  • Shellfish: All shellfish must be cooked before feeding. Shellfish have been found to harbor Toxoplasma gondii, a protozoan parasite that infects humans and other warm-blooded animals worldwide. Steaming or boiling mussels and oysters will kill the parasite as it is destroyed at 153°F. All shells should be removed from the oysters and mussels before feeding them to a dog.
    • Oysters: Although oysters are seafood that contains very little EPA and DHA, they are an excellent source of zinc, manganese, copper, and vitamin D. Limited quantities should be fed to avoid zinc toxicity.
    • Green or Blue-Lipped Mussels: Technically considered a shellfish, mussels are also a good source of Omega-3s, zinc, and magnesium. They are most commonly known for their anti-inflammatory effects in dogs suffering from arthritis

Check the Sourcing

Many farmed fish are given hormones and medications to prevent disease, which may introduce dangerous chemicals into your dog's diet. Understanding where your farmed fish comes from and determining their farming procedures is crucial.

There still needs to be a USDA organic standard in place for aquaculture. Canada, Chile, and the European Union have enacted rules for aquaculture. In Canada, antibiotics can only be used when needed to treat an illness.

Kibble-Fed Dogs Should Still Eat Seafood

Oily fish, such as sardines, should still be a part of your dog's diet, even if he eats kibble. Canned sardines are acceptable if stored in water rather than oil without salt added. If you give your dog sardines or other fatty fish, you don't need to supplement their diet with fish oil. 

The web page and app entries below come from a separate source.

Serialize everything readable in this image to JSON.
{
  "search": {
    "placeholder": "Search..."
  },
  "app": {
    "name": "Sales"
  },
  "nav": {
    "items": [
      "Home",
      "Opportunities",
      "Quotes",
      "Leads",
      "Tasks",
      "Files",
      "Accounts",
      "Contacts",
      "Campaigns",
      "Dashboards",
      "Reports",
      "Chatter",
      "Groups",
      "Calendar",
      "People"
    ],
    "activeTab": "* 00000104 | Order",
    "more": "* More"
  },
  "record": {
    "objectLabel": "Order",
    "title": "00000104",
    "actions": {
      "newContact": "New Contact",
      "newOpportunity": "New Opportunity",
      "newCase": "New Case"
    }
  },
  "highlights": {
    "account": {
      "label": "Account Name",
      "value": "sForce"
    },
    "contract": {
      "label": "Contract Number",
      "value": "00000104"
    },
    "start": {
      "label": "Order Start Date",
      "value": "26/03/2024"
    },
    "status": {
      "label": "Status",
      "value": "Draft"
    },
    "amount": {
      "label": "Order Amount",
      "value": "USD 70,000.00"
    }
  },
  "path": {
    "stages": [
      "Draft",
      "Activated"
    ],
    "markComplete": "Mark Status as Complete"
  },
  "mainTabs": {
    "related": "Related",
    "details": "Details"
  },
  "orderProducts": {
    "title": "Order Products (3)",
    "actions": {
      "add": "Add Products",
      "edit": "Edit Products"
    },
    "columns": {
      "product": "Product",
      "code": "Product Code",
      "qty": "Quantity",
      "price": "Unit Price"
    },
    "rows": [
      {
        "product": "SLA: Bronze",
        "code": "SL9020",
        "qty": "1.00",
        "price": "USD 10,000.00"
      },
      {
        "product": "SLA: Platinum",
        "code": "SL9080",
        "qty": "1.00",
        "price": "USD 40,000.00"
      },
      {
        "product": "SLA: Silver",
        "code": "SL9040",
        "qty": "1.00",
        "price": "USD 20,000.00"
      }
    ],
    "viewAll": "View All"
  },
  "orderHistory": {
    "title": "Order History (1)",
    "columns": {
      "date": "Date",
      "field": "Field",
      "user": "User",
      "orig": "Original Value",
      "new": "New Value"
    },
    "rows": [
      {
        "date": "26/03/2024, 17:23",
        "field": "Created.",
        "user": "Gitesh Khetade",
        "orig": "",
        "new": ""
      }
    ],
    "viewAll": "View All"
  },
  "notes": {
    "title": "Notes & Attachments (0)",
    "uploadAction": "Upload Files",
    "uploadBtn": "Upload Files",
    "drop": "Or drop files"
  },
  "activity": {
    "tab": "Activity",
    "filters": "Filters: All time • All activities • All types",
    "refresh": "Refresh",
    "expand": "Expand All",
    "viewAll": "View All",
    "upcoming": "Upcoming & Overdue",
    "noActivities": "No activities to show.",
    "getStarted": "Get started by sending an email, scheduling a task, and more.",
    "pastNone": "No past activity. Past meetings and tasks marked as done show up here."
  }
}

Although it is not required, feeding whole fish is recommended whenever possible. The amount of bone in some sections, such as fish heads, may require bone reduction. Watch your dog's poop and make adjustments based on their body's reaction. Remember that some dogs may not find fresh fish appealing. If your dog doesn't like fish in its bowl by itself, try mixing it with other protein sources.

Seafood Alternatives 

Of course, seafood is a great way to get the nutrients your dog's body needs for good health, but if your dog is allergic to fish or shellfish, you'll need to consider other foods. As previously stated, fish oil is generally not advised as a viable substitute. However, if that is your only choice, it is best to discover trustworthy vendors that produce small batches in dark-colored glass bottles. If your dog won't eat raw fish, try lightly cooking or searing it.

Although the quantities of zinc in elk, grass-fed beef, and lamb are roughly a third of what you'll find in oysters (per 100g), these food sources can substitute oysters. Green tripe can provide a source of manganese as a substitute for mussels. 

Meats and organs from grass-fed ruminants can be offered to increase the amount of Omega 3s in the diet. Grass-fed ruminants have higher levels of Omega-3 fatty acids and conjugated linoleic acid (CLA). Grass-fed beef also has higher levels of beta-carotene, vitamin E, and vitamin K2.

Takeaway Bites

  • Choose small, oily fish for optimal nutrition and to minimize mercury toxicity rather than large fish. If you purchase sardines, ensure they’re stored in water without salt.
  • Do your research to determine where the fish was sourced from and their practices.
  • Factory-farmed fish often contain antibiotics and hormones that aren’t healthy for your dog (or you). Opt for wild-caught fish when possible.